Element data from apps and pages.
______

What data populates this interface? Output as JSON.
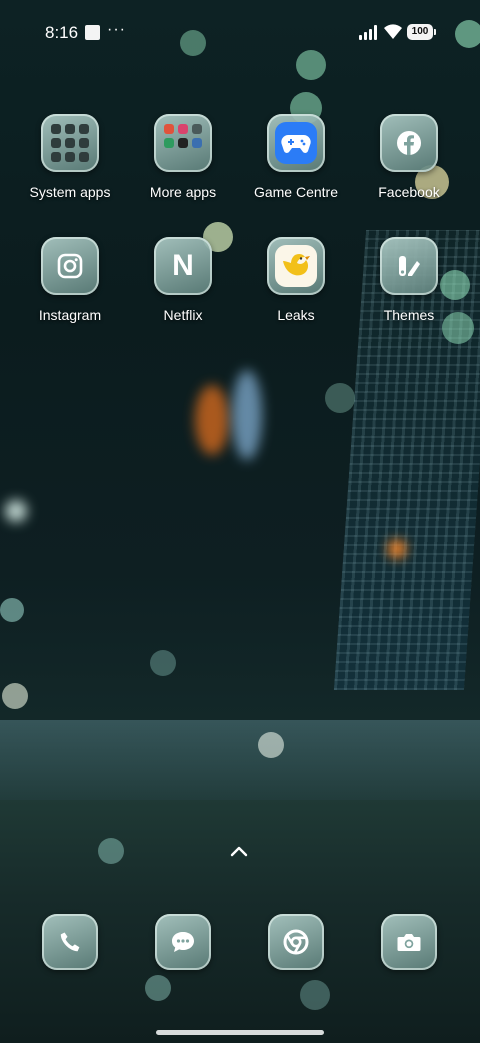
{
  "status_bar": {
    "time": "8:16",
    "more_indicator": "···",
    "battery": "100",
    "signal_icon": "cellular-signal-icon",
    "wifi_icon": "wifi-icon"
  },
  "home_grid": [
    {
      "label": "System apps",
      "icon": "folder-icon"
    },
    {
      "label": "More apps",
      "icon": "folder-icon"
    },
    {
      "label": "Game Centre",
      "icon": "gamepad-icon",
      "accent": "#2b7cf6"
    },
    {
      "label": "Facebook",
      "icon": "facebook-icon"
    },
    {
      "label": "Instagram",
      "icon": "instagram-icon"
    },
    {
      "label": "Netflix",
      "icon": "netflix-icon",
      "glyph": "N"
    },
    {
      "label": "Leaks",
      "icon": "bird-icon",
      "accent": "#f2c019"
    },
    {
      "label": "Themes",
      "icon": "themes-icon"
    }
  ],
  "swipe_hint_icon": "chevron-up-icon",
  "dock": [
    {
      "app": "Phone",
      "icon": "phone-icon"
    },
    {
      "app": "Messages",
      "icon": "message-icon"
    },
    {
      "app": "Chrome",
      "icon": "chrome-icon"
    },
    {
      "app": "Camera",
      "icon": "camera-icon"
    }
  ],
  "colors": {
    "icon_tile": "#7fa39e",
    "icon_glyph": "#ffffff",
    "wallpaper_dark": "#0c1a1c"
  }
}
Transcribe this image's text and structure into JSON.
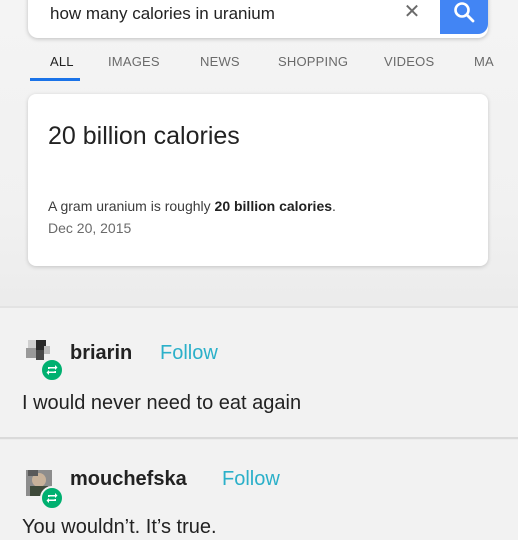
{
  "search": {
    "query": "how many calories in uranium",
    "clear_icon": "close-icon",
    "search_icon": "search-icon",
    "accent_color": "#4285f4"
  },
  "tabs": [
    {
      "label": "ALL",
      "active": true
    },
    {
      "label": "IMAGES",
      "active": false
    },
    {
      "label": "NEWS",
      "active": false
    },
    {
      "label": "SHOPPING",
      "active": false
    },
    {
      "label": "VIDEOS",
      "active": false
    },
    {
      "label": "MA",
      "active": false
    }
  ],
  "result": {
    "answer": "20 billion calories",
    "snippet_prefix": "A gram uranium is roughly ",
    "snippet_bold": "20 billion calories",
    "snippet_suffix": ".",
    "date": "Dec 20, 2015"
  },
  "posts": [
    {
      "username": "briarin",
      "follow_label": "Follow",
      "text": "I would never need to eat again",
      "badge_icon": "reblog-icon"
    },
    {
      "username": "mouchefska",
      "follow_label": "Follow",
      "text": "You wouldn’t. It’s true.",
      "badge_icon": "reblog-icon"
    }
  ],
  "colors": {
    "follow": "#2bb0c9",
    "reblog_badge": "#00b070",
    "tab_underline": "#1a73e8"
  }
}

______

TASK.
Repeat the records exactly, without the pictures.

ANSWER TO THE PROBLEM.
What data populates this interface? Output as JSON.
{
  "status_bar": {
    "time": "8:16",
    "more_indicator": "···",
    "battery": "100",
    "signal_icon": "cellular-signal-icon",
    "wifi_icon": "wifi-icon"
  },
  "home_grid": [
    {
      "label": "System apps",
      "icon": "folder-icon"
    },
    {
      "label": "More apps",
      "icon": "folder-icon"
    },
    {
      "label": "Game Centre",
      "icon": "gamepad-icon",
      "accent": "#2b7cf6"
    },
    {
      "label": "Facebook",
      "icon": "facebook-icon"
    },
    {
      "label": "Instagram",
      "icon": "instagram-icon"
    },
    {
      "label": "Netflix",
      "icon": "netflix-icon",
      "glyph": "N"
    },
    {
      "label": "Leaks",
      "icon": "bird-icon",
      "accent": "#f2c019"
    },
    {
      "label": "Themes",
      "icon": "themes-icon"
    }
  ],
  "swipe_hint_icon": "chevron-up-icon",
  "dock": [
    {
      "app": "Phone",
      "icon": "phone-icon"
    },
    {
      "app": "Messages",
      "icon": "message-icon"
    },
    {
      "app": "Chrome",
      "icon": "chrome-icon"
    },
    {
      "app": "Camera",
      "icon": "camera-icon"
    }
  ],
  "colors": {
    "icon_tile": "#7fa39e",
    "icon_glyph": "#ffffff",
    "wallpaper_dark": "#0c1a1c"
  }
}
Transcribe this image's text and structure into JSON.
{
  "search": {
    "query": "how many calories in uranium",
    "clear_icon": "close-icon",
    "search_icon": "search-icon",
    "accent_color": "#4285f4"
  },
  "tabs": [
    {
      "label": "ALL",
      "active": true
    },
    {
      "label": "IMAGES",
      "active": false
    },
    {
      "label": "NEWS",
      "active": false
    },
    {
      "label": "SHOPPING",
      "active": false
    },
    {
      "label": "VIDEOS",
      "active": false
    },
    {
      "label": "MA",
      "active": false
    }
  ],
  "result": {
    "answer": "20 billion calories",
    "snippet_prefix": "A gram uranium is roughly ",
    "snippet_bold": "20 billion calories",
    "snippet_suffix": ".",
    "date": "Dec 20, 2015"
  },
  "posts": [
    {
      "username": "briarin",
      "follow_label": "Follow",
      "text": "I would never need to eat again",
      "badge_icon": "reblog-icon"
    },
    {
      "username": "mouchefska",
      "follow_label": "Follow",
      "text": "You wouldn’t. It’s true.",
      "badge_icon": "reblog-icon"
    }
  ],
  "colors": {
    "follow": "#2bb0c9",
    "reblog_badge": "#00b070",
    "tab_underline": "#1a73e8"
  }
}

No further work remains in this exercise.